#### Extracted data ####

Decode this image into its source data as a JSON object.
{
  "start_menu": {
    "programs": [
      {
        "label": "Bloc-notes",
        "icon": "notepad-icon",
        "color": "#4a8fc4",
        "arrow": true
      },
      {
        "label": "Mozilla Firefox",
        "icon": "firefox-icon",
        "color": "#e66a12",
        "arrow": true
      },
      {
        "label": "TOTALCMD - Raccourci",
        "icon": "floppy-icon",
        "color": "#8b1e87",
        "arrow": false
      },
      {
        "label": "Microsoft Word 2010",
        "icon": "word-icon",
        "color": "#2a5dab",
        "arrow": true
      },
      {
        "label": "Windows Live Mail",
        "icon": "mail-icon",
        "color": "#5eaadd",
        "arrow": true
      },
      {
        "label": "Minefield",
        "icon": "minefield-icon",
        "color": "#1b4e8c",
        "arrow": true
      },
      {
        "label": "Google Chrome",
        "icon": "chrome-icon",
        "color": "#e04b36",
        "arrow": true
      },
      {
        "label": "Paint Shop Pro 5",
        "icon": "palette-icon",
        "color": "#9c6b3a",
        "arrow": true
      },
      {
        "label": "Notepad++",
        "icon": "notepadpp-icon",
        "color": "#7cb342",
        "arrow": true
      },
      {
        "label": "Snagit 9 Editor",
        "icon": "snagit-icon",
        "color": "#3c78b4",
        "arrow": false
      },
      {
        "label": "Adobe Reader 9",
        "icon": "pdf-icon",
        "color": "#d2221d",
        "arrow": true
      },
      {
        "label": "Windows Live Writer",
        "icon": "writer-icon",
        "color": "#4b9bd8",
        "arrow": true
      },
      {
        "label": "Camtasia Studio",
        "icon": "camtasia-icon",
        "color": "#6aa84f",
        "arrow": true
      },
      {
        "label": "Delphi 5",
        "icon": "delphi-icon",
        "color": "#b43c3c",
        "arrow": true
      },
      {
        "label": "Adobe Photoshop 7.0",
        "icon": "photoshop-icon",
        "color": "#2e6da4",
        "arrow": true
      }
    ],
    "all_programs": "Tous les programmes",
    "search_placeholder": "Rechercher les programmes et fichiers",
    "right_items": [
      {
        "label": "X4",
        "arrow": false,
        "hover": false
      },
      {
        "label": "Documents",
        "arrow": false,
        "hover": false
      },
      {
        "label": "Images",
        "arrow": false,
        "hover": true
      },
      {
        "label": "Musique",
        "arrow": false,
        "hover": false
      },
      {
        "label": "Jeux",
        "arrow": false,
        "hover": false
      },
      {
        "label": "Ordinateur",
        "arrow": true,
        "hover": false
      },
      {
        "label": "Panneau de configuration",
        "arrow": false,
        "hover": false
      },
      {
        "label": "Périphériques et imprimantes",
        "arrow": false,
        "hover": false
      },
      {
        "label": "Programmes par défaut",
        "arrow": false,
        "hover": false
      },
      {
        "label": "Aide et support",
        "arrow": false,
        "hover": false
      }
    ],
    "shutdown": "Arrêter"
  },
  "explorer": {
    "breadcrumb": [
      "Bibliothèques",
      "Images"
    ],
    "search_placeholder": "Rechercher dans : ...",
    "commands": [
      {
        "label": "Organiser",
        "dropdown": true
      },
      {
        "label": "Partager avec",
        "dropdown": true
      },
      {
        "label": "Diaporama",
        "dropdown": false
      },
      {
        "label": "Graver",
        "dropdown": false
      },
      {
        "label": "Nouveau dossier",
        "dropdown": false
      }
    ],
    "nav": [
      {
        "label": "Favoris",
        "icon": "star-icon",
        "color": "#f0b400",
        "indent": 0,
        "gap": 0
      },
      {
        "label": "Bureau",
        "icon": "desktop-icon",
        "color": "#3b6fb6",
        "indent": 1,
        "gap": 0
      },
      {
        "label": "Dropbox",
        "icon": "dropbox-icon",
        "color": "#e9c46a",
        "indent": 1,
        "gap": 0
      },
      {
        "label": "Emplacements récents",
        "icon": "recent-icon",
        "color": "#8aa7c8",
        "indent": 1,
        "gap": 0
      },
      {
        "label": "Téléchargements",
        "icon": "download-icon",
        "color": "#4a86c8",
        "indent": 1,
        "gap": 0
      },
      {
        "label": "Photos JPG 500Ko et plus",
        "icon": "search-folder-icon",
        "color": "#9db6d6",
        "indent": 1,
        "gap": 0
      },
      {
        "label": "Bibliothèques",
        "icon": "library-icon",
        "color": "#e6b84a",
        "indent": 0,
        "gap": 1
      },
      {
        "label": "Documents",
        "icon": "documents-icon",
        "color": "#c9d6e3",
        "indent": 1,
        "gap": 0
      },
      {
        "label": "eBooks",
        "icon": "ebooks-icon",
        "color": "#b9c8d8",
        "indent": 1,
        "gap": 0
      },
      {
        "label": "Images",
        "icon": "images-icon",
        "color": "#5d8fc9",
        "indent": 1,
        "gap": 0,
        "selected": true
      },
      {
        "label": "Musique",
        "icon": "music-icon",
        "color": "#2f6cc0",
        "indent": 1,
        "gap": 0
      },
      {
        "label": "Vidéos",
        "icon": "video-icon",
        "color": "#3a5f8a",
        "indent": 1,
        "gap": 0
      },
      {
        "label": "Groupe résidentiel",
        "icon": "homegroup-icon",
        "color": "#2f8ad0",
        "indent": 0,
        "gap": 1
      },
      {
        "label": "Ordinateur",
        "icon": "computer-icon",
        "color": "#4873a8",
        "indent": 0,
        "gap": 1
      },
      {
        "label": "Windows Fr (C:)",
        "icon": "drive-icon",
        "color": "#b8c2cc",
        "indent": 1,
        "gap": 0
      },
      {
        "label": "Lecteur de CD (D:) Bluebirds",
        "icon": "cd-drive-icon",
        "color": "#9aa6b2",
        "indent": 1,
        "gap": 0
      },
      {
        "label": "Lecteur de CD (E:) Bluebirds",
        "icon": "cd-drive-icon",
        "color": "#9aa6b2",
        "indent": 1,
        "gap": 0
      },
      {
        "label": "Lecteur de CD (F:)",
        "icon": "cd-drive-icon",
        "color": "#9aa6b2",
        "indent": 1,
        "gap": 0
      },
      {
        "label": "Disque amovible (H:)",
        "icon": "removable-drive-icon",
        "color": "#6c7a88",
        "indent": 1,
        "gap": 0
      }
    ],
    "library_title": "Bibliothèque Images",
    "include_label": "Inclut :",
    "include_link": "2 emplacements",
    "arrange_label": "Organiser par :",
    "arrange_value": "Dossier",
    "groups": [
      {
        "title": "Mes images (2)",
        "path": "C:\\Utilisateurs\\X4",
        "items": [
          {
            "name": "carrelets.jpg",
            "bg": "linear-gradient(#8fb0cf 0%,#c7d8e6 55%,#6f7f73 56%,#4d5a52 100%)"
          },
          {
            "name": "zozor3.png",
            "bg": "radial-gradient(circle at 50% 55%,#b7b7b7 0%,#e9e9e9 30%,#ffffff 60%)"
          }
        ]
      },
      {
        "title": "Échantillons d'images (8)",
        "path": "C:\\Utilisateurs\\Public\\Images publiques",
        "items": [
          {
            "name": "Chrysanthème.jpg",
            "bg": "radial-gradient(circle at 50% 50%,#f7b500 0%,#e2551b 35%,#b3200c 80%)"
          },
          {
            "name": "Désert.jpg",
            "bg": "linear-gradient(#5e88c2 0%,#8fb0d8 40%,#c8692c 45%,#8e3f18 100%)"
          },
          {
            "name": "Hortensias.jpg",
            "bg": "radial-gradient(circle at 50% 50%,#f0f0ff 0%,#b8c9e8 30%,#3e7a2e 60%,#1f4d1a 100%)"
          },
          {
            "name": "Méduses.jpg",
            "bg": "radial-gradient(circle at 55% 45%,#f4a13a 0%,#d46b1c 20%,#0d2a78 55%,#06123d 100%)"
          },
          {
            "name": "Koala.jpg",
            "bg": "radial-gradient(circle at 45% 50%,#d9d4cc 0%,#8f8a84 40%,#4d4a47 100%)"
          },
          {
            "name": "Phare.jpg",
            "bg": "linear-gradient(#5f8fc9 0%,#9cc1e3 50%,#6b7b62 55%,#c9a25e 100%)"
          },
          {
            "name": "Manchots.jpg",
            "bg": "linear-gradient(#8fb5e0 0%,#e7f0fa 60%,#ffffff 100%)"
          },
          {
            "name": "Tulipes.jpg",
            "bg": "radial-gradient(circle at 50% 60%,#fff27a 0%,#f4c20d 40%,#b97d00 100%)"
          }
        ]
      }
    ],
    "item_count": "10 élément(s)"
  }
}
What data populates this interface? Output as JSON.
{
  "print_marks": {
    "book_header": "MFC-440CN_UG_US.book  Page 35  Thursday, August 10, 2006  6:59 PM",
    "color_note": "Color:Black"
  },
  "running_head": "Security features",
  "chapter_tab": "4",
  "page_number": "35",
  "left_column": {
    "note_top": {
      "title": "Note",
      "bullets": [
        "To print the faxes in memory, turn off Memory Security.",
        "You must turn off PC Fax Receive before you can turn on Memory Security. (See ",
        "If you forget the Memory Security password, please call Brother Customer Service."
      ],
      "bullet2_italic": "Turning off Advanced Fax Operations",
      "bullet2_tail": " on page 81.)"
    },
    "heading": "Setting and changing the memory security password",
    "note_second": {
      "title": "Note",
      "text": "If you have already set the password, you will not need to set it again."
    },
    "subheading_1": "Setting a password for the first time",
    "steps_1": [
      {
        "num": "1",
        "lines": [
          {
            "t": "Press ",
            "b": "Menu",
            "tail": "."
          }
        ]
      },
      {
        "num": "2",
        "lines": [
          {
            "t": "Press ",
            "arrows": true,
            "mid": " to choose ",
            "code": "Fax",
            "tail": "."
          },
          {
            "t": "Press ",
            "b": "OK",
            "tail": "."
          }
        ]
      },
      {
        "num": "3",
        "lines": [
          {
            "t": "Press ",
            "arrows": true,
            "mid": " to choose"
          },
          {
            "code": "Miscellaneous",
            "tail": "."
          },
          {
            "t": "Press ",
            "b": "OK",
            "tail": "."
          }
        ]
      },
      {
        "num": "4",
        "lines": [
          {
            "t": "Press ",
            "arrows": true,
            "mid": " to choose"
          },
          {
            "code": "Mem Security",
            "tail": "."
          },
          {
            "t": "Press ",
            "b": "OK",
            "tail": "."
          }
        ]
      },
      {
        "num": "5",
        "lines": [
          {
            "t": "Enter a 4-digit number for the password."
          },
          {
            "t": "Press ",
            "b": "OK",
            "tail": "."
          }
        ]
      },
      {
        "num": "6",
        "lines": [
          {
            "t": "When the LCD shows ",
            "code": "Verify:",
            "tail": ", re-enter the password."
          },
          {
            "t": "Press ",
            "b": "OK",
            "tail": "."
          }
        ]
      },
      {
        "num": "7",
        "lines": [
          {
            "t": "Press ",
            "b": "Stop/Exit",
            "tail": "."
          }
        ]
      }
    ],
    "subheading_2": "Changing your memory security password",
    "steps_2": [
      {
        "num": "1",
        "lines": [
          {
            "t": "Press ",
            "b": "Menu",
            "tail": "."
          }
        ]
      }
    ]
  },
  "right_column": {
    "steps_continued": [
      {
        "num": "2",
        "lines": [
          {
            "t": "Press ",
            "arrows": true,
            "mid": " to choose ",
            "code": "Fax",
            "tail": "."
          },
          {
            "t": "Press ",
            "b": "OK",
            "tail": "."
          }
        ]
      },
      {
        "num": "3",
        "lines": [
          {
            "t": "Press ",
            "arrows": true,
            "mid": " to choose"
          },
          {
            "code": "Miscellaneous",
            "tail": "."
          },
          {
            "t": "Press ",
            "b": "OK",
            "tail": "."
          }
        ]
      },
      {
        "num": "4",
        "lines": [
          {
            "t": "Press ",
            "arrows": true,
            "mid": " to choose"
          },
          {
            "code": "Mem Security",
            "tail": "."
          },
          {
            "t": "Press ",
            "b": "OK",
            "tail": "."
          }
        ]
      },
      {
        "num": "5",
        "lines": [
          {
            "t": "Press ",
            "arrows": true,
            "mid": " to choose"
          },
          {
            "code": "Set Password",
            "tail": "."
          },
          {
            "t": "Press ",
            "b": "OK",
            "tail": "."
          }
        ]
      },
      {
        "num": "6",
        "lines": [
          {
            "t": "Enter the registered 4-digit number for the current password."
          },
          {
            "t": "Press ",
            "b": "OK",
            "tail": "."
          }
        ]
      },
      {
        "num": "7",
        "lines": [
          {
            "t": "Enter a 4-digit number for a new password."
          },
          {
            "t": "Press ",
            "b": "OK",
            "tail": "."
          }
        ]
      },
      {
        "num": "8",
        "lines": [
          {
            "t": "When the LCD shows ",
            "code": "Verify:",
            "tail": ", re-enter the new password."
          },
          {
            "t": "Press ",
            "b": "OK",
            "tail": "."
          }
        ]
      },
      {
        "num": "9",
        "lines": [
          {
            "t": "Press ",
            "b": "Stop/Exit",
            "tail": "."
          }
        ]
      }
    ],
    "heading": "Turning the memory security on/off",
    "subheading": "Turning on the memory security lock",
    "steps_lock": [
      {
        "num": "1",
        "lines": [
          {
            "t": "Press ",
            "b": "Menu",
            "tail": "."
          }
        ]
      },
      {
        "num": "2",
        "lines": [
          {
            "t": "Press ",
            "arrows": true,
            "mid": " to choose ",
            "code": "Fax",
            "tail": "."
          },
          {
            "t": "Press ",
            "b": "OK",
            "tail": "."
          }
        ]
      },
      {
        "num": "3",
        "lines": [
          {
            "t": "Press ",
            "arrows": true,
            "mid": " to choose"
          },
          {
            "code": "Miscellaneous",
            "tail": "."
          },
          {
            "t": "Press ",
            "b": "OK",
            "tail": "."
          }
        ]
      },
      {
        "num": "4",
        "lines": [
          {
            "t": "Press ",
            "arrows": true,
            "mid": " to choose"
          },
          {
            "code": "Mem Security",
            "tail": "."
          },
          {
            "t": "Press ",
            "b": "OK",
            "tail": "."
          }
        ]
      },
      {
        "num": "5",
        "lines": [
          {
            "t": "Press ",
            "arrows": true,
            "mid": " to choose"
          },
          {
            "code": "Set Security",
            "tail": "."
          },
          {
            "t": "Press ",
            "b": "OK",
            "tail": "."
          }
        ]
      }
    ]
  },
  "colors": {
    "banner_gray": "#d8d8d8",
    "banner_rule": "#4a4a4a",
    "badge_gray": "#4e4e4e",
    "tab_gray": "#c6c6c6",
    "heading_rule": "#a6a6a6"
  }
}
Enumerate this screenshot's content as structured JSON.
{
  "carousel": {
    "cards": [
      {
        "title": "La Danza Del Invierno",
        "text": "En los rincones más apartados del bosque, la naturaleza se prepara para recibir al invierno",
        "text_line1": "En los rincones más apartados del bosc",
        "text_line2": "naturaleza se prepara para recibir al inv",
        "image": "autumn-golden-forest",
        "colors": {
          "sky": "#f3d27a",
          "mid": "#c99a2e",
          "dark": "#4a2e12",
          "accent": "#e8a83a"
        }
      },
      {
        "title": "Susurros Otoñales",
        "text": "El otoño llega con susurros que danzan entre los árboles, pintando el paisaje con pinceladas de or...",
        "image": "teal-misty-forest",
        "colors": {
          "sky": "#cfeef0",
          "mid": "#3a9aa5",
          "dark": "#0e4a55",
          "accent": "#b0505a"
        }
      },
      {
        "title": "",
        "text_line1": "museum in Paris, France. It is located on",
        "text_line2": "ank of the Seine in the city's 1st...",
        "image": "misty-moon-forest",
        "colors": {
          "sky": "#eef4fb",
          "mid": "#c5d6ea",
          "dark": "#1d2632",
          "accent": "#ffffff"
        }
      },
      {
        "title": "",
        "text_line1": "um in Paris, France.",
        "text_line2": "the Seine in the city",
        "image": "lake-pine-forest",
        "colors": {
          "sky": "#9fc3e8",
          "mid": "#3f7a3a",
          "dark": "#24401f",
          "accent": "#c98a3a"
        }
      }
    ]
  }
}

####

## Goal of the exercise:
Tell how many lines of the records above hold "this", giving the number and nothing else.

## Output below:
3